__Exercise material__.
◆ ◆ ◆ ◆
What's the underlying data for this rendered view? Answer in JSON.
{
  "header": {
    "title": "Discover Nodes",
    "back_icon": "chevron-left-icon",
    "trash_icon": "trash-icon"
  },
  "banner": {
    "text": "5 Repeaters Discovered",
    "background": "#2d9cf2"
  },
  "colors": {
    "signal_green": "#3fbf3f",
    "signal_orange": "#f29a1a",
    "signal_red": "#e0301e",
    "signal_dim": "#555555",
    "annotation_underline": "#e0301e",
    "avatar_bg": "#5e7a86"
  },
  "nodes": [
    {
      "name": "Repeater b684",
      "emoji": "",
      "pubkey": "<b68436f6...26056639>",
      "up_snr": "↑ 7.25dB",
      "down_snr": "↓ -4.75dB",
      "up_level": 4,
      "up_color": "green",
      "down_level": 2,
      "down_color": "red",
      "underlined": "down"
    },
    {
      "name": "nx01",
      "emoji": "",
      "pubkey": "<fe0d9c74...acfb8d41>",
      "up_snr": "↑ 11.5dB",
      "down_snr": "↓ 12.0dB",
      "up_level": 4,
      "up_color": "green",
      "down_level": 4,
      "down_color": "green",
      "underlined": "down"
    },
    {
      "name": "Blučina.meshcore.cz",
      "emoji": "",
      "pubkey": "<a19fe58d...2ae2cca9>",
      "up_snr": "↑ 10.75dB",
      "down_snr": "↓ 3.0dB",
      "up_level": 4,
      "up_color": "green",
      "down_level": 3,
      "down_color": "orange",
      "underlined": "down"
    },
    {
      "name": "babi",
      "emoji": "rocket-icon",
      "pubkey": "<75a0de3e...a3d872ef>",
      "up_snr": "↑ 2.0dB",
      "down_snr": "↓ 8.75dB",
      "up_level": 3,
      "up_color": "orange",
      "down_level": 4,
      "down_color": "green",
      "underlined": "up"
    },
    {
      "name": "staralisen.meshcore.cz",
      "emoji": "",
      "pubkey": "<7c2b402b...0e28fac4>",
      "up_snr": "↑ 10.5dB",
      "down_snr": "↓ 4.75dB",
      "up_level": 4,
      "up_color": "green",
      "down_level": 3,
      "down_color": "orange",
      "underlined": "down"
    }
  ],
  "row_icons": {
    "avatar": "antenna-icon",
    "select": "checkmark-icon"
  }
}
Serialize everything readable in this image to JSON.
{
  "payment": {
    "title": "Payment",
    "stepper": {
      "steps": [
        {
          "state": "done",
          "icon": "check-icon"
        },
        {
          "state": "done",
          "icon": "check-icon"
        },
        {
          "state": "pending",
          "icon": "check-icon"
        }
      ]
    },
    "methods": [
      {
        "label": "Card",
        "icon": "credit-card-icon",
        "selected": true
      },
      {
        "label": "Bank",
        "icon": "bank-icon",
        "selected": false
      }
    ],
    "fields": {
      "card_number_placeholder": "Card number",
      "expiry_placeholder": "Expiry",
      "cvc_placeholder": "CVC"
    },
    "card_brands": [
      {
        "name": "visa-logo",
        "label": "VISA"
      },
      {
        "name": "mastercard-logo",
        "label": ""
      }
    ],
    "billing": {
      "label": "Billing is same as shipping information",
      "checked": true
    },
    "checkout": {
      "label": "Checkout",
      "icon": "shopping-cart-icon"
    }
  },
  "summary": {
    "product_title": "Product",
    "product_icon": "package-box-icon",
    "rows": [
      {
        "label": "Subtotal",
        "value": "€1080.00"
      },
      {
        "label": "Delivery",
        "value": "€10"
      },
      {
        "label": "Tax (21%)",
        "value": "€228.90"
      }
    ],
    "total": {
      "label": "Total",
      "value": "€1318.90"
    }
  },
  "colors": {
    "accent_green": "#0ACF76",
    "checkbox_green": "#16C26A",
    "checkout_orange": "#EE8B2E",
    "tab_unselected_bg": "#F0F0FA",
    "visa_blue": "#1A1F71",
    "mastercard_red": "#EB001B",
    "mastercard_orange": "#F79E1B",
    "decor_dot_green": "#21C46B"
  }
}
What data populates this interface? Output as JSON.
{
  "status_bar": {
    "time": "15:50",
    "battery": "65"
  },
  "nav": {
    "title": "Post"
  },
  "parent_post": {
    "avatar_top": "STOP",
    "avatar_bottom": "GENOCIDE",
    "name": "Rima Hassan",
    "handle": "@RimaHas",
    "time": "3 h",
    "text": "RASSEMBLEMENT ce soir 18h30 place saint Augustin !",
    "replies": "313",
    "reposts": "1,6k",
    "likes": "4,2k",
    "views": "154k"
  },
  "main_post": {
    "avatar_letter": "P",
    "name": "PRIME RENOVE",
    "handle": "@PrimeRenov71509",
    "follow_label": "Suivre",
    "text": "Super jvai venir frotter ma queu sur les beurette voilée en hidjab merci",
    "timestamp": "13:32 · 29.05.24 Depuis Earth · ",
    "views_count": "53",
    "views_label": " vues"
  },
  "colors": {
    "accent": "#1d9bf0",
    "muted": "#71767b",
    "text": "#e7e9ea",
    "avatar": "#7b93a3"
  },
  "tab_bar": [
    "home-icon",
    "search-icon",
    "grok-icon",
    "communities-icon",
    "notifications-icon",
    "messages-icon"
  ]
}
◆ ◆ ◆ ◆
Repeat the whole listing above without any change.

__Exercise answer__.
What's the underlying data for this rendered view? Answer in JSON.
{
  "header": {
    "title": "Discover Nodes",
    "back_icon": "chevron-left-icon",
    "trash_icon": "trash-icon"
  },
  "banner": {
    "text": "5 Repeaters Discovered",
    "background": "#2d9cf2"
  },
  "colors": {
    "signal_green": "#3fbf3f",
    "signal_orange": "#f29a1a",
    "signal_red": "#e0301e",
    "signal_dim": "#555555",
    "annotation_underline": "#e0301e",
    "avatar_bg": "#5e7a86"
  },
  "nodes": [
    {
      "name": "Repeater b684",
      "emoji": "",
      "pubkey": "<b68436f6...26056639>",
      "up_snr": "↑ 7.25dB",
      "down_snr": "↓ -4.75dB",
      "up_level": 4,
      "up_color": "green",
      "down_level": 2,
      "down_color": "red",
      "underlined": "down"
    },
    {
      "name": "nx01",
      "emoji": "",
      "pubkey": "<fe0d9c74...acfb8d41>",
      "up_snr": "↑ 11.5dB",
      "down_snr": "↓ 12.0dB",
      "up_level": 4,
      "up_color": "green",
      "down_level": 4,
      "down_color": "green",
      "underlined": "down"
    },
    {
      "name": "Blučina.meshcore.cz",
      "emoji": "",
      "pubkey": "<a19fe58d...2ae2cca9>",
      "up_snr": "↑ 10.75dB",
      "down_snr": "↓ 3.0dB",
      "up_level": 4,
      "up_color": "green",
      "down_level": 3,
      "down_color": "orange",
      "underlined": "down"
    },
    {
      "name": "babi",
      "emoji": "rocket-icon",
      "pubkey": "<75a0de3e...a3d872ef>",
      "up_snr": "↑ 2.0dB",
      "down_snr": "↓ 8.75dB",
      "up_level": 3,
      "up_color": "orange",
      "down_level": 4,
      "down_color": "green",
      "underlined": "up"
    },
    {
      "name": "staralisen.meshcore.cz",
      "emoji": "",
      "pubkey": "<7c2b402b...0e28fac4>",
      "up_snr": "↑ 10.5dB",
      "down_snr": "↓ 4.75dB",
      "up_level": 4,
      "up_color": "green",
      "down_level": 3,
      "down_color": "orange",
      "underlined": "down"
    }
  ],
  "row_icons": {
    "avatar": "antenna-icon",
    "select": "checkmark-icon"
  }
}
Serialize everything readable in this image to JSON.
{
  "payment": {
    "title": "Payment",
    "stepper": {
      "steps": [
        {
          "state": "done",
          "icon": "check-icon"
        },
        {
          "state": "done",
          "icon": "check-icon"
        },
        {
          "state": "pending",
          "icon": "check-icon"
        }
      ]
    },
    "methods": [
      {
        "label": "Card",
        "icon": "credit-card-icon",
        "selected": true
      },
      {
        "label": "Bank",
        "icon": "bank-icon",
        "selected": false
      }
    ],
    "fields": {
      "card_number_placeholder": "Card number",
      "expiry_placeholder": "Expiry",
      "cvc_placeholder": "CVC"
    },
    "card_brands": [
      {
        "name": "visa-logo",
        "label": "VISA"
      },
      {
        "name": "mastercard-logo",
        "label": ""
      }
    ],
    "billing": {
      "label": "Billing is same as shipping information",
      "checked": true
    },
    "checkout": {
      "label": "Checkout",
      "icon": "shopping-cart-icon"
    }
  },
  "summary": {
    "product_title": "Product",
    "product_icon": "package-box-icon",
    "rows": [
      {
        "label": "Subtotal",
        "value": "€1080.00"
      },
      {
        "label": "Delivery",
        "value": "€10"
      },
      {
        "label": "Tax (21%)",
        "value": "€228.90"
      }
    ],
    "total": {
      "label": "Total",
      "value": "€1318.90"
    }
  },
  "colors": {
    "accent_green": "#0ACF76",
    "checkbox_green": "#16C26A",
    "checkout_orange": "#EE8B2E",
    "tab_unselected_bg": "#F0F0FA",
    "visa_blue": "#1A1F71",
    "mastercard_red": "#EB001B",
    "mastercard_orange": "#F79E1B",
    "decor_dot_green": "#21C46B"
  }
}
What data populates this interface? Output as JSON.
{
  "status_bar": {
    "time": "15:50",
    "battery": "65"
  },
  "nav": {
    "title": "Post"
  },
  "parent_post": {
    "avatar_top": "STOP",
    "avatar_bottom": "GENOCIDE",
    "name": "Rima Hassan",
    "handle": "@RimaHas",
    "time": "3 h",
    "text": "RASSEMBLEMENT ce soir 18h30 place saint Augustin !",
    "replies": "313",
    "reposts": "1,6k",
    "likes": "4,2k",
    "views": "154k"
  },
  "main_post": {
    "avatar_letter": "P",
    "name": "PRIME RENOVE",
    "handle": "@PrimeRenov71509",
    "follow_label": "Suivre",
    "text": "Super jvai venir frotter ma queu sur les beurette voilée en hidjab merci",
    "timestamp": "13:32 · 29.05.24 Depuis Earth · ",
    "views_count": "53",
    "views_label": " vues"
  },
  "colors": {
    "accent": "#1d9bf0",
    "muted": "#71767b",
    "text": "#e7e9ea",
    "avatar": "#7b93a3"
  },
  "tab_bar": [
    "home-icon",
    "search-icon",
    "grok-icon",
    "communities-icon",
    "notifications-icon",
    "messages-icon"
  ]
}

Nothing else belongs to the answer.